  • CDs/DVDs? YES! I used to work for the CU Engineering Center doing distance learning and I remember scratching CD after CD then putting them in a box to be shipped off to some big CD recycling place somewhere. So I was thinking...are those places still around? Because just this morning I noticed my gigantor CD binder filled w/ burned CDs many of which I'll probably never listen to again (thank you, Apple...) and thought "Gee...those guys are going to just sit in my house till I get tired of them but THEN where will they go?" The CD Recycling Center is just one place online I found that you can ship your CDs and cases to. Of course, this does cost money, in both the shipping costs as well as the $2.00 donation per shipment they ask to help keep their services free. But hey, $2 is better than $5 or $10 or $20 or $100 right?  So I still think it's a win! There's also a new program in which some bigger Best Buy stores are accepting CDs and DVDs w/o cases to recycle. I have a lot more info on this so check out my previous post: Holy Moly! It's Best Buy!
  •  Computers - Best Buy!
  • Metal Hangers?  - YES! My local recycling joint, Eco-Cycle, will take them in their scrap metal bin. 
  • Plastic Hangers (the cheapo kind from clothing stores)? (you know, the ones that say size S on the top?) - Maybe. I've heard that some supermarkets will but I can't find any in my area that do. But you can reuse them (I gave them to my mom for her belly dance stuff)!
  • VHSs - Best Buy!
  • Plastic Bottle Lids - If you read one of my earlier posts plastic lids, you'll find out that plastic is scary. I'm still not sure on this one, I did find Preserve Products which recycles #5 and 6 plastics and toothbrushes, but I'm not sure where lids fall on the number scale. But this company is cool b/c they make stuff back out of the plastic! Also, theoretically, Aveda used to do these, but I'm not sure of the status now, so give 'em a call to find out!

Reuse: While "recycle" means to adapt and change a product, "reuse" means "to use again" or basically "repurpose" a item without changing its form or its nature. 

Can you reuse...?
  • Air-filled Packing bags - YES! My place that takes the peanuts will also take the air-filled bags.
  • CDs  - YES! Coasters! But seriously...apparently they work great as "scare crows" in gardens that keep the birds away. We'll see...
  • Packing Peanuts/Plastic Loose Fill? - YES! Please see my previous post: These Peanuts Don't Make Good Butter.
  • Plastic hangers from clothing stores? (you know, the ones that say size S on the top?) - YES! Some thrift stores will take these like the Salvation Army but make sure to check first b/c if they don't use them, they'll just throw them away. You can also do crafts with these like baby mobiles and, if you're really talented, knitted hanger covers
  • VHSs - these guys are tough to deal with. The best thing to do is find out if places near you (schools, libraries, homeless shelters etc.) are not equipped with DVD equipment and you can donate them there. Or, you can crochet things from their tape. haha!
  • Plastic Bottle Lids: My cat shelter, the Rocky Mountain Siamese Rescue does take them to make cat toys out of and you can use them in all kinds of fun crafts. This probably merits its own post sometime in the future....

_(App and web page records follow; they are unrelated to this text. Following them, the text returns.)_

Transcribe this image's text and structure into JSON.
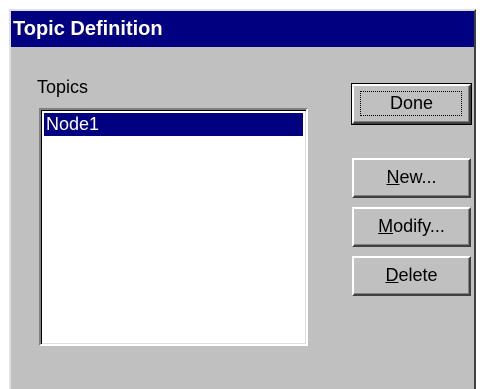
{
  "window": {
    "title": "Topic Definition"
  },
  "topics": {
    "label": "Topics",
    "items": [
      "Node1"
    ],
    "selected_index": 0
  },
  "buttons": {
    "done": {
      "label": "Done"
    },
    "new": {
      "accel": "N",
      "rest": "ew..."
    },
    "modify": {
      "accel": "M",
      "rest": "odify..."
    },
    "delete": {
      "accel": "D",
      "rest": "elete"
    }
  },
  "colors": {
    "titlebar": "#000080",
    "face": "#c0c0c0",
    "selection": "#000080"
  }
}
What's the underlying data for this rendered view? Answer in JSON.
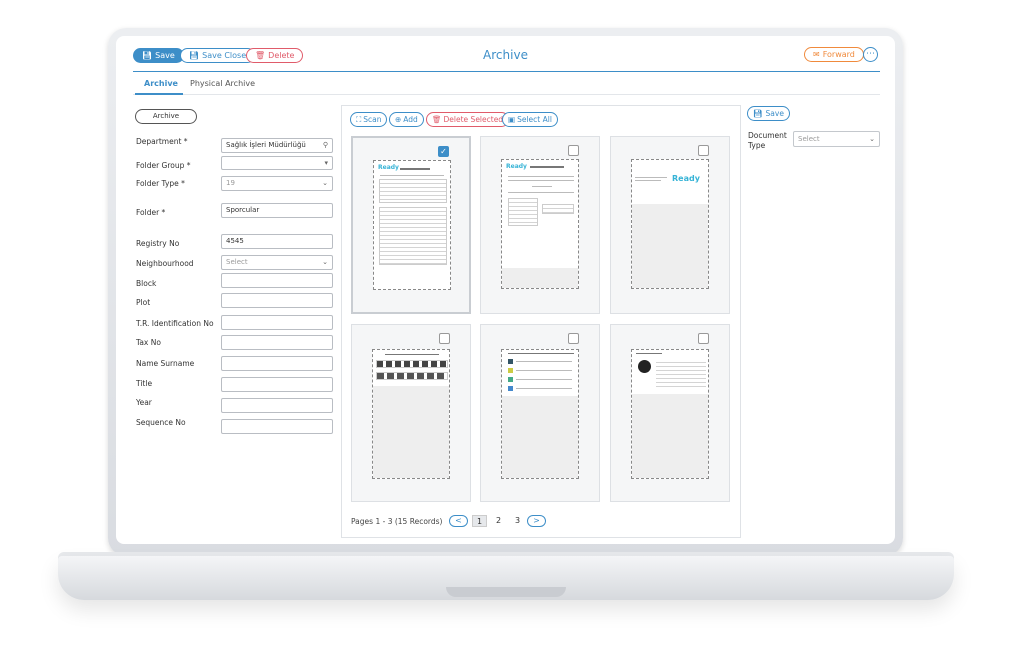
{
  "header": {
    "title": "Archive",
    "save_label": "Save",
    "save_close_label": "Save Close",
    "delete_label": "Delete",
    "forward_label": "Forward",
    "more_label": "⋯"
  },
  "tabs": [
    {
      "label": "Archive",
      "active": true
    },
    {
      "label": "Physical Archive",
      "active": false
    }
  ],
  "form": {
    "archive_button": "Archive",
    "fields": [
      {
        "label": "Department *",
        "value": "Sağlık İşleri Müdürlüğü"
      },
      {
        "label": "Folder Group *",
        "value": ""
      },
      {
        "label": "Folder Type *",
        "value": "19"
      },
      {
        "label": "Folder *",
        "value": "Sporcular"
      },
      {
        "label": "Registry No",
        "value": "4545"
      },
      {
        "label": "Neighbourhood",
        "value": "Select"
      },
      {
        "label": "Block",
        "value": ""
      },
      {
        "label": "Plot",
        "value": ""
      },
      {
        "label": "T.R. Identification No",
        "value": ""
      },
      {
        "label": "Tax No",
        "value": ""
      },
      {
        "label": "Name Surname",
        "value": ""
      },
      {
        "label": "Title",
        "value": ""
      },
      {
        "label": "Year",
        "value": ""
      },
      {
        "label": "Sequence No",
        "value": ""
      }
    ]
  },
  "toolbar": {
    "scan": "Scan",
    "add": "Add",
    "delete_selected": "Delete Selected",
    "select_all": "Select All"
  },
  "documents": [
    {
      "checked": true,
      "kind": "table",
      "logo": "Ready"
    },
    {
      "checked": false,
      "kind": "form",
      "logo": "Ready"
    },
    {
      "checked": false,
      "kind": "letter",
      "logo": "Ready"
    },
    {
      "checked": false,
      "kind": "photos"
    },
    {
      "checked": false,
      "kind": "list"
    },
    {
      "checked": false,
      "kind": "article"
    }
  ],
  "pagination": {
    "text": "Pages 1 - 3 (15 Records)",
    "prev": "<",
    "next": ">",
    "pages": [
      "1",
      "2",
      "3"
    ],
    "current": "1"
  },
  "right_panel": {
    "save_label": "Save",
    "document_type_label": "Document Type",
    "document_type_value": "Select"
  },
  "colors": {
    "accent": "#3d8ec8",
    "danger": "#e05b6a",
    "forward": "#f08a3c"
  }
}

Here are some good resources to check out for hard to recycle items:
  1. How Can I Recycle This? Note: this is UK site so some info might be different, so research first!
  2. Eco-Cycle, Western Disposal, Waste Management (or your local recycling place website)
  3. Freecycle "The Freecycle Network™ is made up of 4,904 groups with 8,075,584 members across the globe. It's a grassroots and entirely nonprofit movement of people who are giving (and getting) stuff for free in their own towns and thus keeping good stuff out of landfills."
  4. The InterWebz - I know you're probably like...WTF? Of course I know this one, I'm reading your blog, aren't I? But that is where I got all of my info in this post. Oh yeah, and I called a f-load of stores. =)
*chokegasp* OMG....finally done! Enjoy! *shudder*

    1 comment:

    1. The best way I've found to recycle plastic store hangers is to leave them at the store. Target reuses their hangers, and I'm willing to bet most other stores do too. :)